**The input**.
_ _ _

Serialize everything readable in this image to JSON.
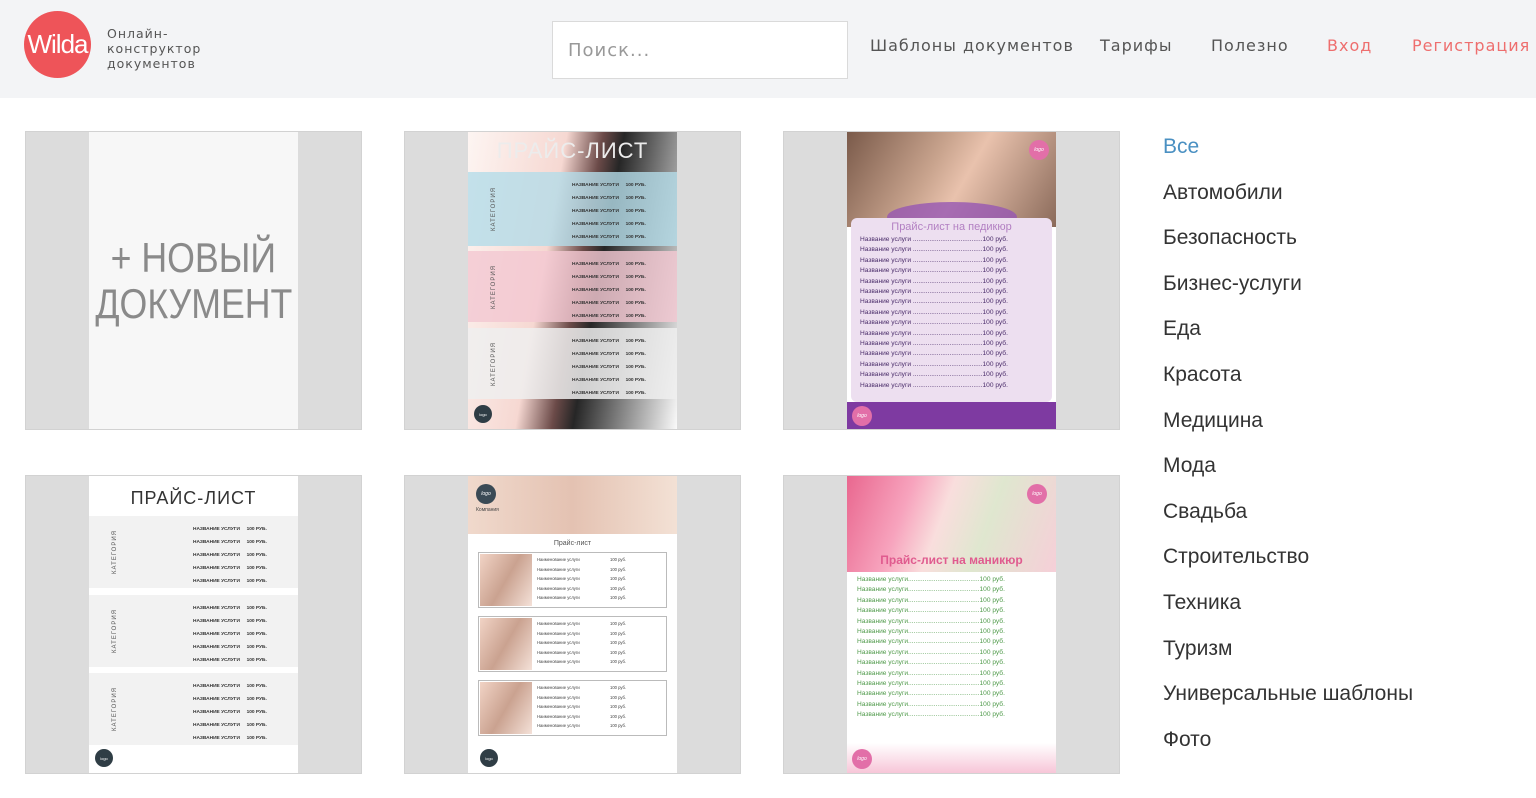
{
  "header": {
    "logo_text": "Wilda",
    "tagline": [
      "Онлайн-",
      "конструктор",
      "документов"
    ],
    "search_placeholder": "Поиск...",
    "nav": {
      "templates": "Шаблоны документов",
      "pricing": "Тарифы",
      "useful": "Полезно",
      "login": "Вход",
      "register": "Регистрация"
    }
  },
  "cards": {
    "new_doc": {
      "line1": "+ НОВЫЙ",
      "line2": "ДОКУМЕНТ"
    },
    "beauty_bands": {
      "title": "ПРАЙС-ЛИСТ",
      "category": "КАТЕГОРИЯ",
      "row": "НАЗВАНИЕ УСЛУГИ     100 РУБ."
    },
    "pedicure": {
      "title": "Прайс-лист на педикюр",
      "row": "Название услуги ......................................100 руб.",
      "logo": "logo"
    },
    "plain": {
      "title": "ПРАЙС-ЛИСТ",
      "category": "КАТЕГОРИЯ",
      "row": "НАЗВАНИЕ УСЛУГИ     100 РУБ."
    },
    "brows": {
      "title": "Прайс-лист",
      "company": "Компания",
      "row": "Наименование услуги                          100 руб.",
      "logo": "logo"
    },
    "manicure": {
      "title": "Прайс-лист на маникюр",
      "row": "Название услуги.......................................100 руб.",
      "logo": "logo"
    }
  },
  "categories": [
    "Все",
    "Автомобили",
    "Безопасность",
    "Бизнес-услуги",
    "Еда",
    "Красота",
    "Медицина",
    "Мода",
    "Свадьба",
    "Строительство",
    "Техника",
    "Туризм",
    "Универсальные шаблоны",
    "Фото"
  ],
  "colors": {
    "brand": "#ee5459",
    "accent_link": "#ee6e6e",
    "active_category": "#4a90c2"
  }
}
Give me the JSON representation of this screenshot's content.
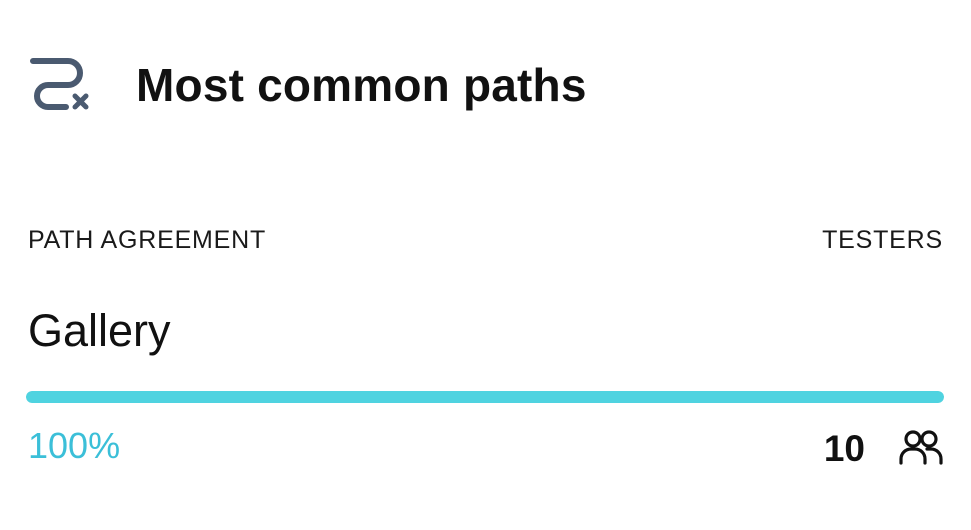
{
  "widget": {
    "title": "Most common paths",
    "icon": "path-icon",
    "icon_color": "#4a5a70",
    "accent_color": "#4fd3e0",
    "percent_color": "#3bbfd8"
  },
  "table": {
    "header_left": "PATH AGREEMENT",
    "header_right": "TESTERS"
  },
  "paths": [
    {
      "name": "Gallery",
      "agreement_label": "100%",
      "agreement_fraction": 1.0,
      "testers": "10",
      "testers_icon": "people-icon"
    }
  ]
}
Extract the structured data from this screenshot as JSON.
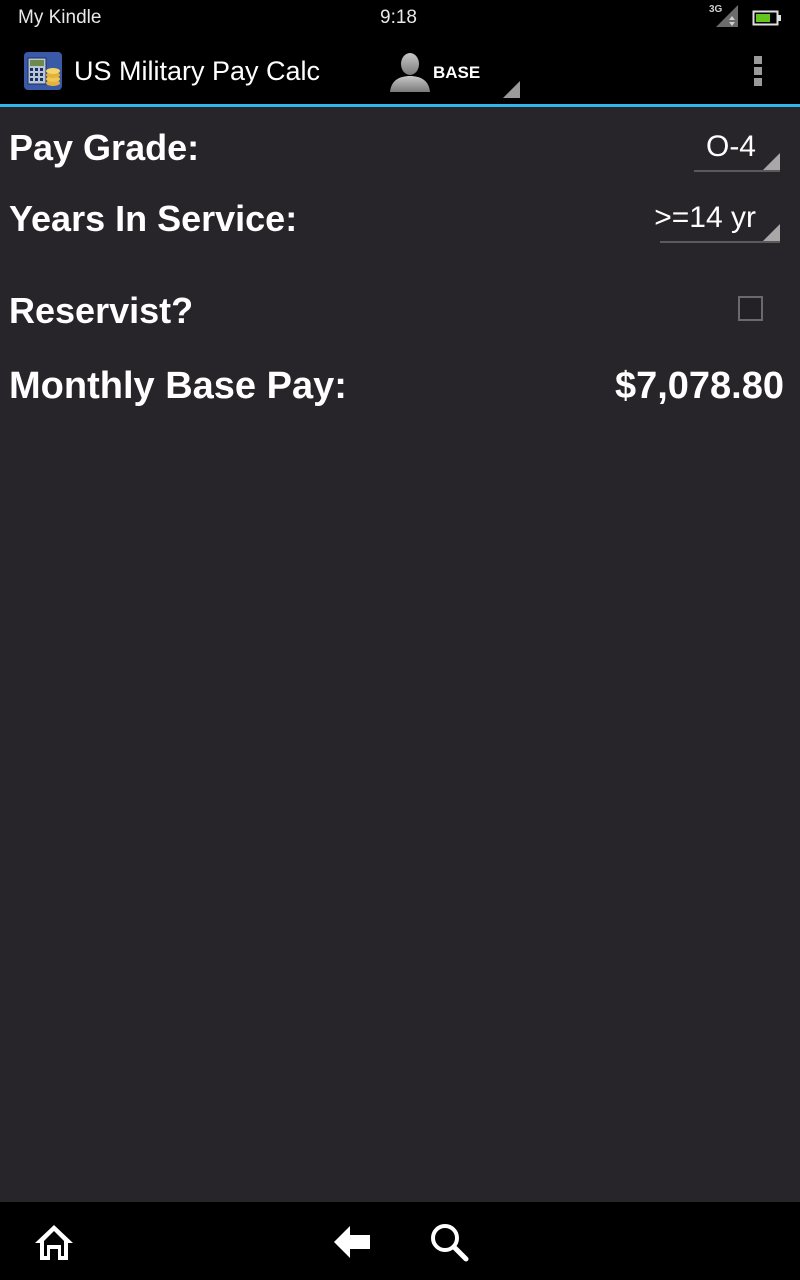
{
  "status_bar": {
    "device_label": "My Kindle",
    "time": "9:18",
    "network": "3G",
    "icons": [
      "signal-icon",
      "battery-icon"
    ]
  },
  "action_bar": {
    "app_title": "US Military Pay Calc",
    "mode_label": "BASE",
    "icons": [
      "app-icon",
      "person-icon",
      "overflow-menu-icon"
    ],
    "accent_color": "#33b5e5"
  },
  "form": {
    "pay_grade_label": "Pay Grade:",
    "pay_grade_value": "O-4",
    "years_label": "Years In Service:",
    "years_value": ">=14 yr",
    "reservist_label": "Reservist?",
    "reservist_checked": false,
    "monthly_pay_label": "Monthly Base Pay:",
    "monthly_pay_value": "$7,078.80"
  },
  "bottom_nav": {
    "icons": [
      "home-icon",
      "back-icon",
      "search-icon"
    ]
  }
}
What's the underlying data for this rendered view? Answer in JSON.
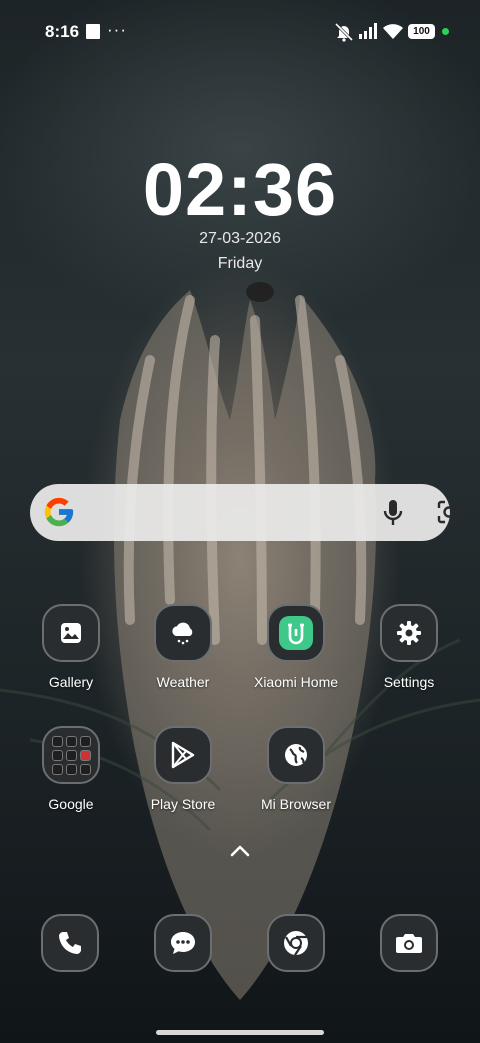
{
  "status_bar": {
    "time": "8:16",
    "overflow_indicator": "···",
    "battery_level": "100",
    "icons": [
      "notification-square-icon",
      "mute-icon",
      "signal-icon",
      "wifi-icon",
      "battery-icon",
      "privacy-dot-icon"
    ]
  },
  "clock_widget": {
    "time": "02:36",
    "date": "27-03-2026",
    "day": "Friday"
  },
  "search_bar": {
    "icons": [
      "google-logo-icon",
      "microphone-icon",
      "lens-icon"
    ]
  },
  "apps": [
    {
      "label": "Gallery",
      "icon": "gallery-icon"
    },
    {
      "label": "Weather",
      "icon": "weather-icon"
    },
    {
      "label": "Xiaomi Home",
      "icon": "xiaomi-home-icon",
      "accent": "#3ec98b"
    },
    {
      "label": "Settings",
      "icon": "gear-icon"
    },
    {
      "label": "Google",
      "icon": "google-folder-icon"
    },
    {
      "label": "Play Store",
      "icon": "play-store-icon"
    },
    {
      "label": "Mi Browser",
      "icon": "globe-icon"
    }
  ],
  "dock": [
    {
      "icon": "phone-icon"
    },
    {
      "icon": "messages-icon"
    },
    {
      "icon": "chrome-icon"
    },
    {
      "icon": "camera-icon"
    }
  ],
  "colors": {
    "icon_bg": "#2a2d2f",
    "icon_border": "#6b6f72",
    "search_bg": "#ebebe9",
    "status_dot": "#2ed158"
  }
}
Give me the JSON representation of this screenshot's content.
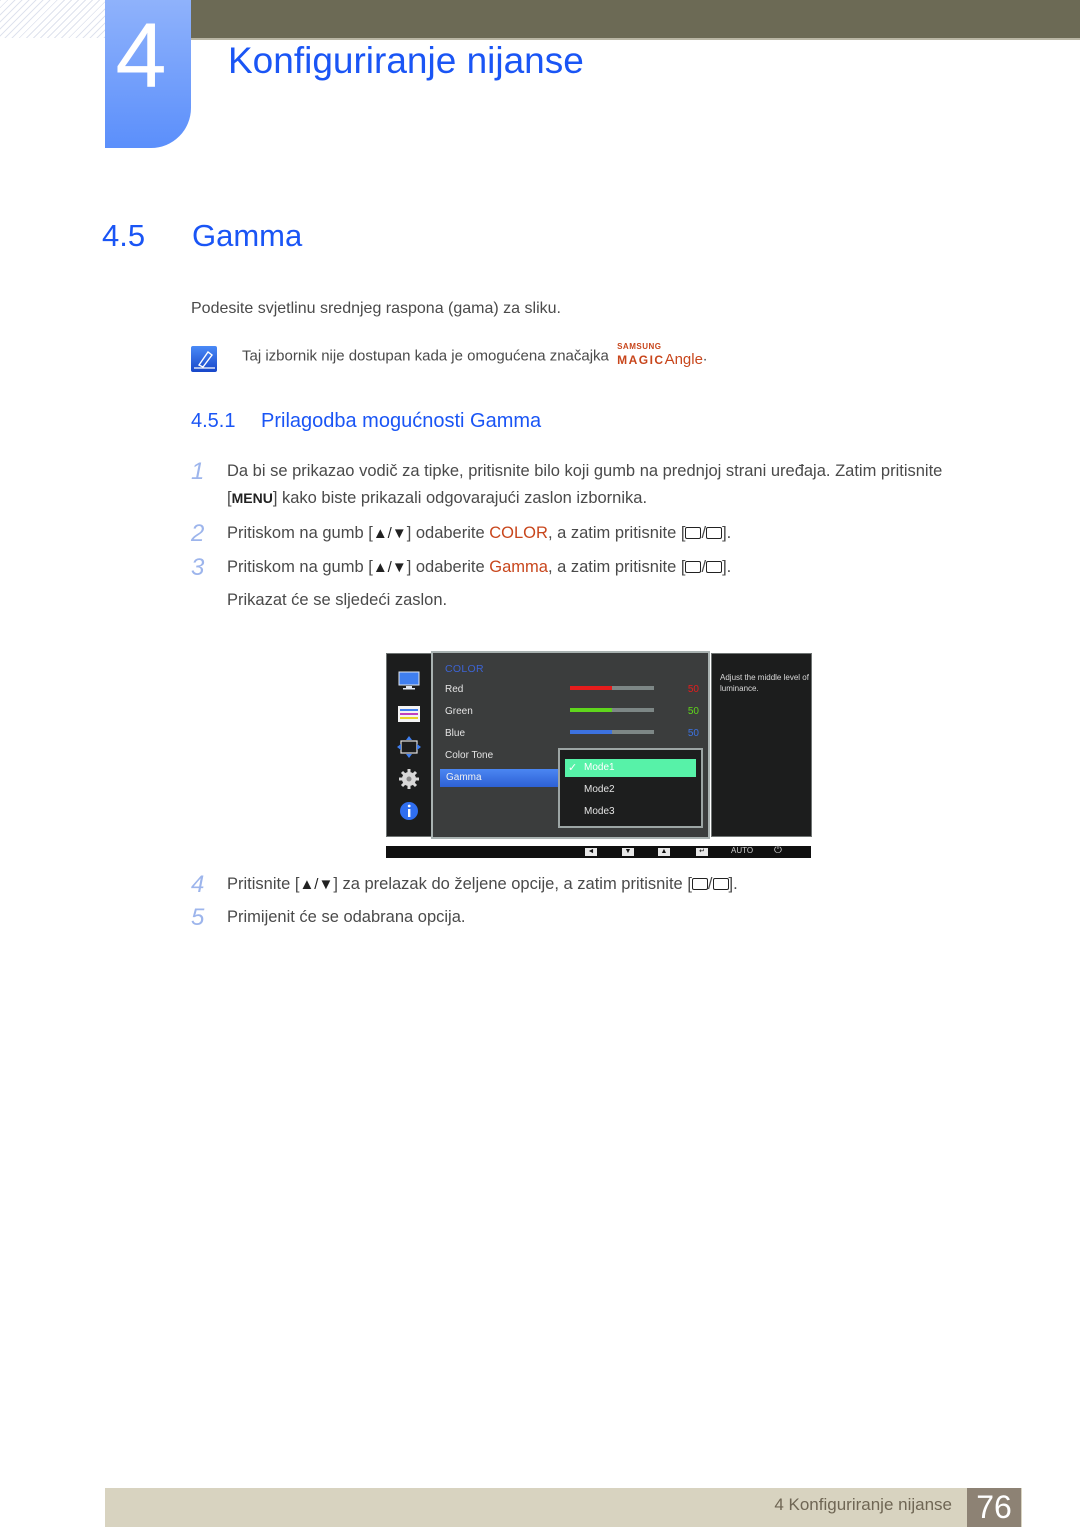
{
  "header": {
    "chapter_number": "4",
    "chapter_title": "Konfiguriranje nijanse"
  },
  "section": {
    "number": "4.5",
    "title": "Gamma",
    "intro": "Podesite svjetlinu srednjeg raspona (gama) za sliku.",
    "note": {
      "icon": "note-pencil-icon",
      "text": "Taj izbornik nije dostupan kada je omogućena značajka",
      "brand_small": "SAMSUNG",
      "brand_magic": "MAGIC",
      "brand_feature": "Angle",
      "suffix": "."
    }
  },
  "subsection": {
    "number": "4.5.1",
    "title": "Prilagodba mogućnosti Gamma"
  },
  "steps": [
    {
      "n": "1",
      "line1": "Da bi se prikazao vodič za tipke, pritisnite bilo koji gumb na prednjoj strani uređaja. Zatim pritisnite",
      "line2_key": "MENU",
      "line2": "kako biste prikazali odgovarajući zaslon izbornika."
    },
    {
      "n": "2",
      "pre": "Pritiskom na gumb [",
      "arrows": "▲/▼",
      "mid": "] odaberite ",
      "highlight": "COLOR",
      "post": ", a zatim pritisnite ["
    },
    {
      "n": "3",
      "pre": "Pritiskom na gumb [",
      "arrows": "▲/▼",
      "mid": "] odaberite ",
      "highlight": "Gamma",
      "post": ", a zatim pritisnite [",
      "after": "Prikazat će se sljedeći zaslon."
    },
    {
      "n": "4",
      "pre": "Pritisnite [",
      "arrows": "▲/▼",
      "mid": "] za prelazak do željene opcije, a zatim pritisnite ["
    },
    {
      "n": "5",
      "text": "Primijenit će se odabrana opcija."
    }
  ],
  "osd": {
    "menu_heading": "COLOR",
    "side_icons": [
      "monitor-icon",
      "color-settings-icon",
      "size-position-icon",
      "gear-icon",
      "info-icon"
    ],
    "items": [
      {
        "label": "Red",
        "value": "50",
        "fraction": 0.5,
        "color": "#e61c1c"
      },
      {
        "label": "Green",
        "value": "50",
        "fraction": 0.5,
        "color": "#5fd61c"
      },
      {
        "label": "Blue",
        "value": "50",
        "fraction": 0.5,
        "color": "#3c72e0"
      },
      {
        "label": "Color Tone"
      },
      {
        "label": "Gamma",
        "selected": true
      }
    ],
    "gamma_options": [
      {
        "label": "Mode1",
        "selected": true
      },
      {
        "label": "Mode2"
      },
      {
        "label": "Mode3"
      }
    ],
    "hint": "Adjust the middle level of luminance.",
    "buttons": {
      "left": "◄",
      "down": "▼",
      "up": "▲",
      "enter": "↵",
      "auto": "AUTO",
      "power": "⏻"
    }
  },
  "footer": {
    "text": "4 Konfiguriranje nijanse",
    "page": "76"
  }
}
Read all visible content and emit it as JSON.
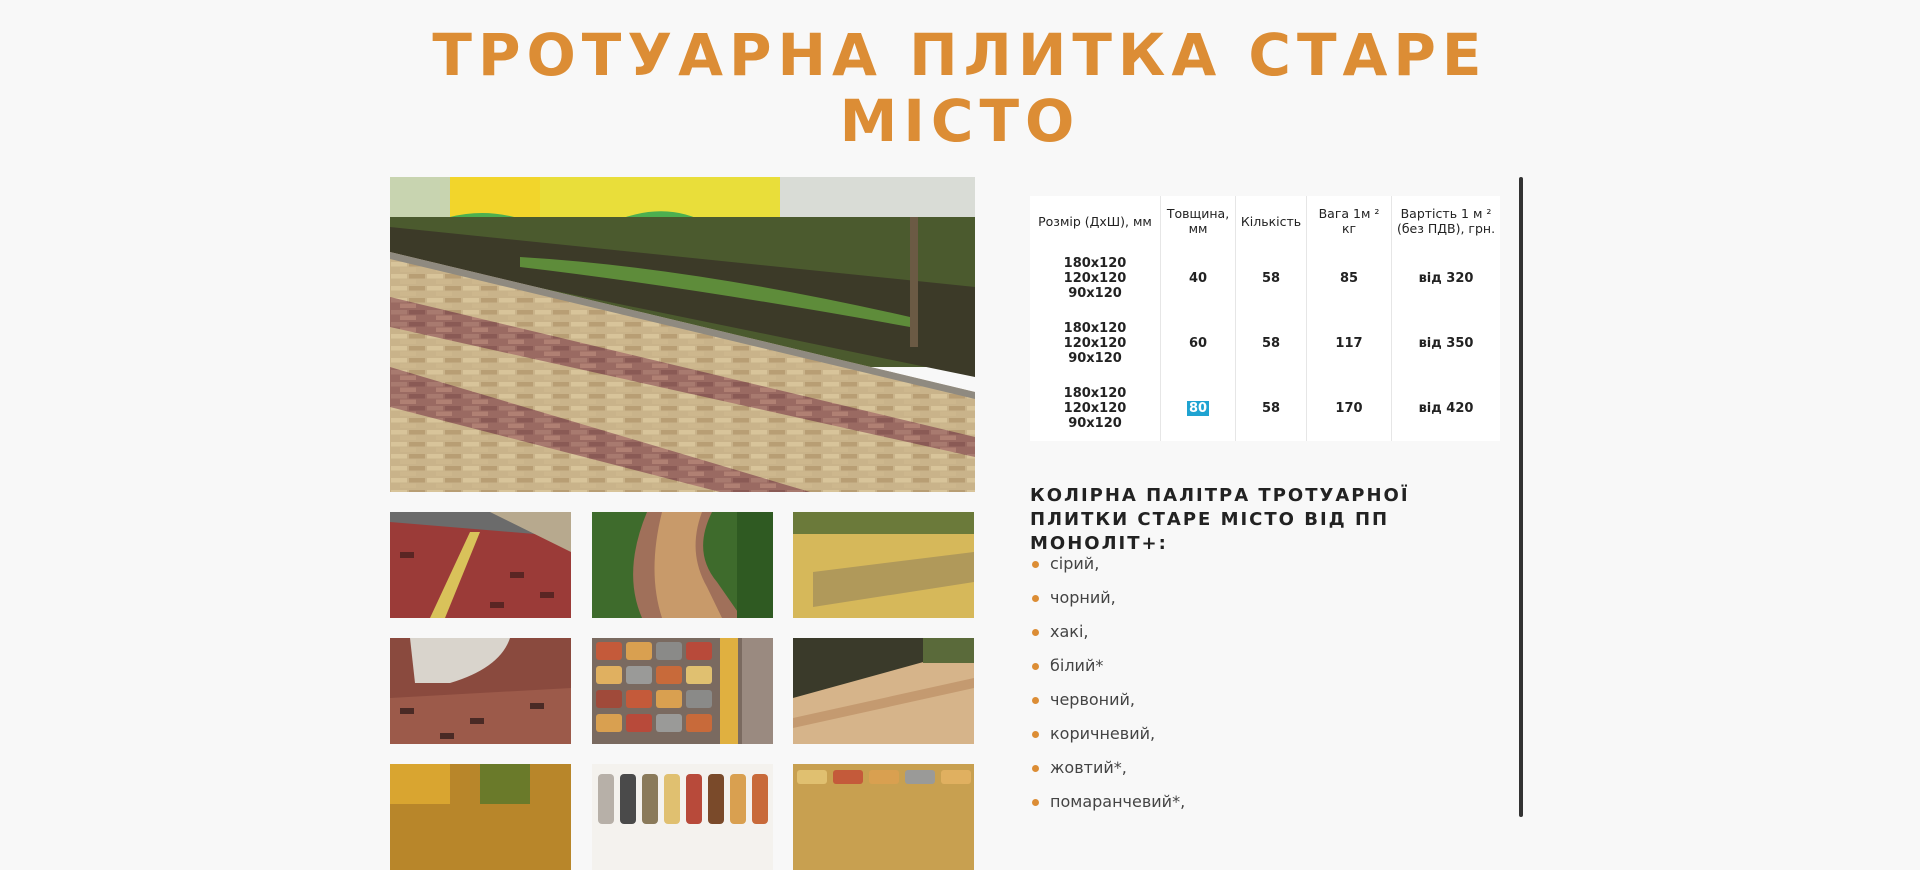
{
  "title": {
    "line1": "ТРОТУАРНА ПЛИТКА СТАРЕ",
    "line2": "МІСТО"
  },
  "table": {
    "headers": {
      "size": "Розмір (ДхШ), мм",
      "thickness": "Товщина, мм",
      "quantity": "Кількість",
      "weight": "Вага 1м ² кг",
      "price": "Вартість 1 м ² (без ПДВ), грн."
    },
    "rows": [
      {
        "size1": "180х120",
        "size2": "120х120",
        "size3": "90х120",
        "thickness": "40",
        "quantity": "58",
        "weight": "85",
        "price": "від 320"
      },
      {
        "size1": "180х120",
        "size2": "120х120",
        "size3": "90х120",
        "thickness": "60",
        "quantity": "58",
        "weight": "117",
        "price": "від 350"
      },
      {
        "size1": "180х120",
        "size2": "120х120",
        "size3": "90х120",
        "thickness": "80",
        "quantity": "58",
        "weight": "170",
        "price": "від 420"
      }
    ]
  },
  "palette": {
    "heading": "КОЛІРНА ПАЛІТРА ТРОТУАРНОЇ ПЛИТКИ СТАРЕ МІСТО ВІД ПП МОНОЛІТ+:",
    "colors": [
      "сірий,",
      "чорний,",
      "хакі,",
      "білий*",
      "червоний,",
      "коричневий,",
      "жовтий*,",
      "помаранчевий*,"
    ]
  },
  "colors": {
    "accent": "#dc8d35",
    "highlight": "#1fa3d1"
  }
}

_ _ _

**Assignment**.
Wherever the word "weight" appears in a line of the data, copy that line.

**Answer below**.
      "weight": "Вага 1м ² кг",
        "weight": "85",
        "weight": "117",
        "weight": "170",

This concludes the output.